|20 September 1946
Truman Fires Henry Wallace
|Henry Wallace had served as Secretary of Agriculture, and later Vice President, in the Roosevelt administration, but in 1944 Roosevelt passed over him in favor of Harry Truman as his choice for Vice President. Instead Wallace was named Secretary of Commerce, a position he continued to hold after FDR’s death in April 1945.
It did not take long for problems to develop between Wallace and now-president Truman over foreign policy. As the administration began to talk tough about the Soviet Union, Wallace argued that U.S. policy should focus on reassuring the Soviets that their legitimate security needs would be met. In particular he advocated sharing atomic bomb technology with Moscow as a sign of good faith. Such views increasingly isolated him from the rest of Truman’s cabinet, although they earned him a sizeable following among American liberals.
The formal break between Wallace and Truman did not come until September 1946, when he gave a speech at New York’s Madison Square Garden before a labor rally. In this speech he suggested that U.S. foreign policy was hypocritical—the United States was establishing military bases in Western Europe while criticizing the Soviets for essentially doing the same thing in Eastern Europe.
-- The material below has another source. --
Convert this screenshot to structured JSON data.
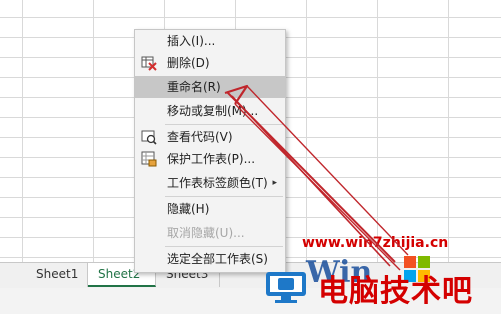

Though Wallace would later claim that Truman had privately endorsed the speech in advance, the president quickly distanced himself from his Commerce Secretary’s remarks. Finally, on September 20, he asked for Wallace’s resignation.
Wallace went on to become editor of the liberal journal The New Republic, and made a name for himself as a leading critic of the administration’s foreign policy.